MATERIAL PROVIDED
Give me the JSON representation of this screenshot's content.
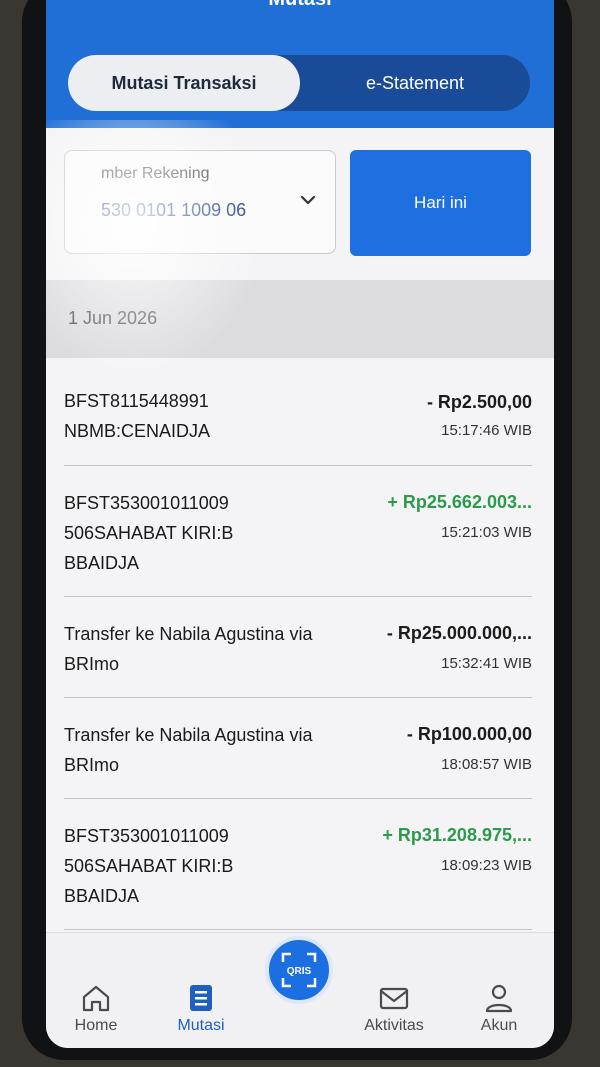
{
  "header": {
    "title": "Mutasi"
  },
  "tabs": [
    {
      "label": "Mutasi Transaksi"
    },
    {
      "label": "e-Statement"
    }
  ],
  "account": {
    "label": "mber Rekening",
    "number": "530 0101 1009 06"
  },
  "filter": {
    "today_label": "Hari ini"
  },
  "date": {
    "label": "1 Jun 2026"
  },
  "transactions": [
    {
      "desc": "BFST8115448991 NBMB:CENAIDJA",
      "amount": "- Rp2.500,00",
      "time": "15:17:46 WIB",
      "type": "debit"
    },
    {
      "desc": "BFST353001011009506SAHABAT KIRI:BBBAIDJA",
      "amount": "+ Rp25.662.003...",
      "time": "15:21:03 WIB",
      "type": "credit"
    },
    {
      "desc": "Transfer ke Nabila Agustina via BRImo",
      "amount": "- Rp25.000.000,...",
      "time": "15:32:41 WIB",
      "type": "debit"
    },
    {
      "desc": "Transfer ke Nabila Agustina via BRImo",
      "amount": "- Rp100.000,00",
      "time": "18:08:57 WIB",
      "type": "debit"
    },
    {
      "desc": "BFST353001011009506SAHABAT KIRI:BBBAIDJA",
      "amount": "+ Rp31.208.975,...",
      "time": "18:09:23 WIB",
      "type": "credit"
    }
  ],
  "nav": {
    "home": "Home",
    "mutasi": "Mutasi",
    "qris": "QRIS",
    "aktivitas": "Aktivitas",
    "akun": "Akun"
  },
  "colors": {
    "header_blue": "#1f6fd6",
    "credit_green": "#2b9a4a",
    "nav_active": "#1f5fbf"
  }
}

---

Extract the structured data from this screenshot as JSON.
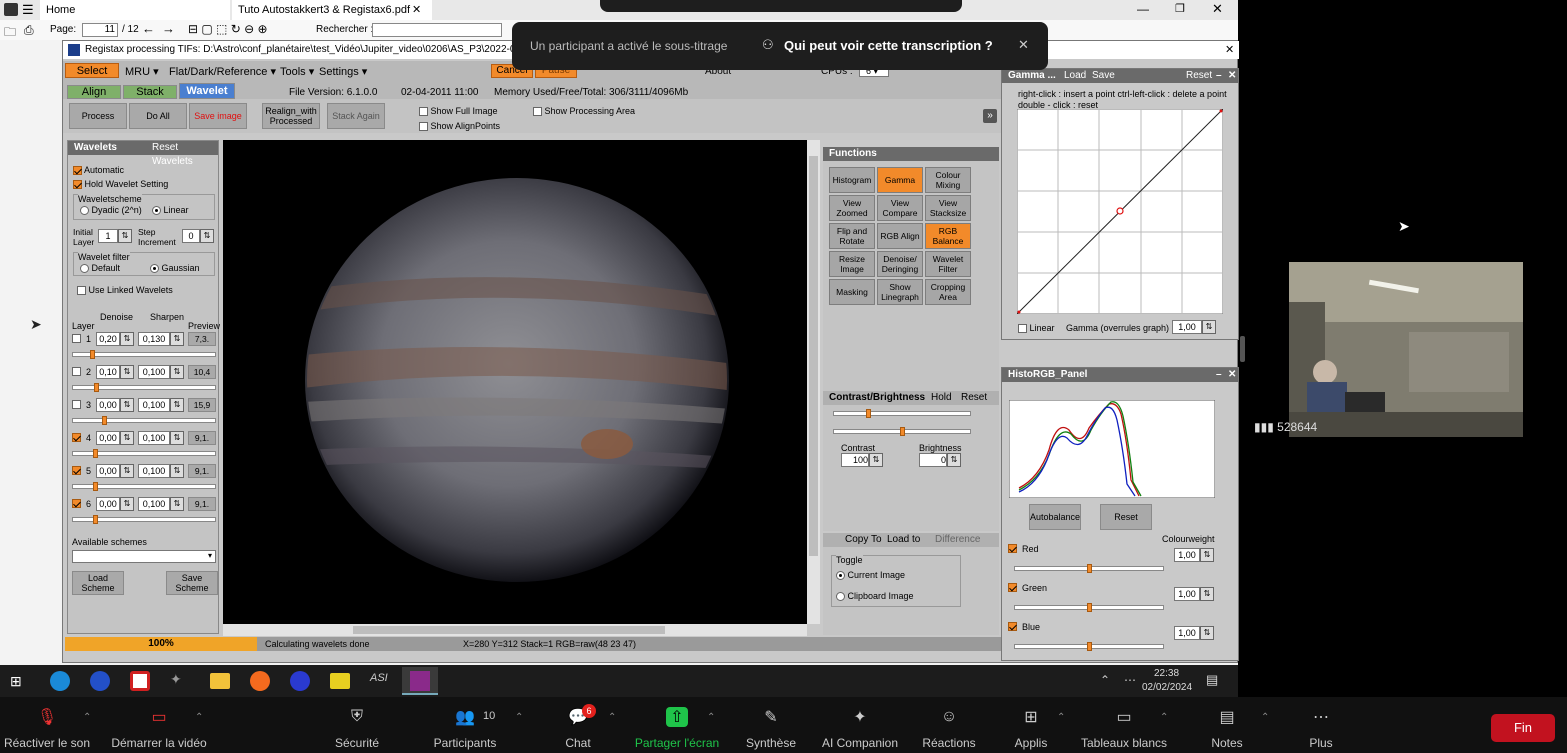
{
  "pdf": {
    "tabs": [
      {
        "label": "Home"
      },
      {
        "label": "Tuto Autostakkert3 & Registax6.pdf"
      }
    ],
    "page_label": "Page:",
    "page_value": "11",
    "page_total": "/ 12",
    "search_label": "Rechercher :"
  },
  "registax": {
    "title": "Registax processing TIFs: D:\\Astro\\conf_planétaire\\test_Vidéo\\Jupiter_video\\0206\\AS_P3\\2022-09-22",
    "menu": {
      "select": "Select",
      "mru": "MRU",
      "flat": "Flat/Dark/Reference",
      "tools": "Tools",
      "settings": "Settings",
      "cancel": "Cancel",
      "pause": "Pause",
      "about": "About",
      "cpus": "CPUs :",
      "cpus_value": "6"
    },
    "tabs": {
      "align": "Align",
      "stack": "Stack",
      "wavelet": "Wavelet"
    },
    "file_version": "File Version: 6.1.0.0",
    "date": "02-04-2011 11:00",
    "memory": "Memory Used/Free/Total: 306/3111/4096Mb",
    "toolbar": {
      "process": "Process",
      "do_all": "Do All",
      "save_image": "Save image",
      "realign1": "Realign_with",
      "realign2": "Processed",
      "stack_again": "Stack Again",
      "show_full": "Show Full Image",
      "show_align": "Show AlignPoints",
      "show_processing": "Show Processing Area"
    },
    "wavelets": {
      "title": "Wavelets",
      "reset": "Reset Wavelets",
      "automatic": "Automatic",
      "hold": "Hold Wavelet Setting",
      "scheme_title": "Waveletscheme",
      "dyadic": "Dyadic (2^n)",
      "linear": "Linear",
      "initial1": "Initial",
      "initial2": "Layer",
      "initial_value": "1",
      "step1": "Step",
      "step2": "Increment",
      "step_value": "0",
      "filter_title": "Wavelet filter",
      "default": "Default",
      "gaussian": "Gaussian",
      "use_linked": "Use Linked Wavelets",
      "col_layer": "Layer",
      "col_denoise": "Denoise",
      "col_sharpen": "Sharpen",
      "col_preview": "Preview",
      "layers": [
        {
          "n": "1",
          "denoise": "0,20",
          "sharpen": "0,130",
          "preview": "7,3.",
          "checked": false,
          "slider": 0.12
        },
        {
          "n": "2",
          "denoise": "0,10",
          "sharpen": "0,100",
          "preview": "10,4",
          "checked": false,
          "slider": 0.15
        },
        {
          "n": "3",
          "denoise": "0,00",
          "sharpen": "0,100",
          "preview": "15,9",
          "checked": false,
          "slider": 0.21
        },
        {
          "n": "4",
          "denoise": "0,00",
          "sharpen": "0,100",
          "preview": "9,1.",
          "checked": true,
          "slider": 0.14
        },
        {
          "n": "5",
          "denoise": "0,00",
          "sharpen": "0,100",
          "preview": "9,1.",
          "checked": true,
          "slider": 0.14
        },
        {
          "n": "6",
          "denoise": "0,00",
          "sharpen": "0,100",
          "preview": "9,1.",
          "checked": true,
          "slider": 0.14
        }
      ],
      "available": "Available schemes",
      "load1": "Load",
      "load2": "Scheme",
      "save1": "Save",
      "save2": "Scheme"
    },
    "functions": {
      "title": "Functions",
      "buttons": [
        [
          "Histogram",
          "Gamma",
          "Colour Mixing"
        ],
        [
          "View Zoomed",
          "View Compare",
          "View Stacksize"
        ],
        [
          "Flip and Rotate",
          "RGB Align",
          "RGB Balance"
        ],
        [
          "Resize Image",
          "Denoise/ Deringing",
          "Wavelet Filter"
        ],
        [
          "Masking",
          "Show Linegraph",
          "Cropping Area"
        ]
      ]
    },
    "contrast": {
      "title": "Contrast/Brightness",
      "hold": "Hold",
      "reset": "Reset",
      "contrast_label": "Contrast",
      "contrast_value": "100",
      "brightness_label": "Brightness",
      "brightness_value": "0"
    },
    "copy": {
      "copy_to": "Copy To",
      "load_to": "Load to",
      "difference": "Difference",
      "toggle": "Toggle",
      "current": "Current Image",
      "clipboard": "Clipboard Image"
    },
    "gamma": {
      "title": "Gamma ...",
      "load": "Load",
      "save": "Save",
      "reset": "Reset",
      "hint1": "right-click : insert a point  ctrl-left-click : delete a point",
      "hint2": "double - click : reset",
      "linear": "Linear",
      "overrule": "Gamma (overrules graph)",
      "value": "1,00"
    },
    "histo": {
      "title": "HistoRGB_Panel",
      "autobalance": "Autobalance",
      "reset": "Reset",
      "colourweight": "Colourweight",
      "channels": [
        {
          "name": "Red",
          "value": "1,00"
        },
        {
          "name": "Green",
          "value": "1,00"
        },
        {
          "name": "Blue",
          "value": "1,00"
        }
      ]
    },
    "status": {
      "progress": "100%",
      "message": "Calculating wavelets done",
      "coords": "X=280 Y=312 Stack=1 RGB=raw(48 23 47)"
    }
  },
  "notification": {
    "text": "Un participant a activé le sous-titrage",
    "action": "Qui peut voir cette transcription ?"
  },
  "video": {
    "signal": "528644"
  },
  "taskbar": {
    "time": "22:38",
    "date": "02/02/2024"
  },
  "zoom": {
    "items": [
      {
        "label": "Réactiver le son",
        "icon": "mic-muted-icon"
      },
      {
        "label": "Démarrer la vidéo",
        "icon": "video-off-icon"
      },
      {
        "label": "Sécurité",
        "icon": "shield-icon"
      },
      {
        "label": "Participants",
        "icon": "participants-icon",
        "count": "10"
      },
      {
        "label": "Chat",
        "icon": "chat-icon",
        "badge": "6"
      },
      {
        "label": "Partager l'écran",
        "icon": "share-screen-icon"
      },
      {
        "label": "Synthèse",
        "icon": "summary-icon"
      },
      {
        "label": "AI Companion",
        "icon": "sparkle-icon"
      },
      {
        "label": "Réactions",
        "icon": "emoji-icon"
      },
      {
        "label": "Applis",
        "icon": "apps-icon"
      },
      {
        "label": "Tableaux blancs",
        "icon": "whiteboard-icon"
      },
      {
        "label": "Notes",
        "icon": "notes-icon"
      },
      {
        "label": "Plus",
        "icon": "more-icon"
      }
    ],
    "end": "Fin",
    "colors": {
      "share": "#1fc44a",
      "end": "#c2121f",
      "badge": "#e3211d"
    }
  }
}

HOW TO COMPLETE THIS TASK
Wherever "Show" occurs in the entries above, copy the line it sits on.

RESULT FOR THIS EXERCISE
      "show_full": "Show Full Image",
      "show_align": "Show AlignPoints",
      "show_processing": "Show Processing Area"
          "Show Linegraph",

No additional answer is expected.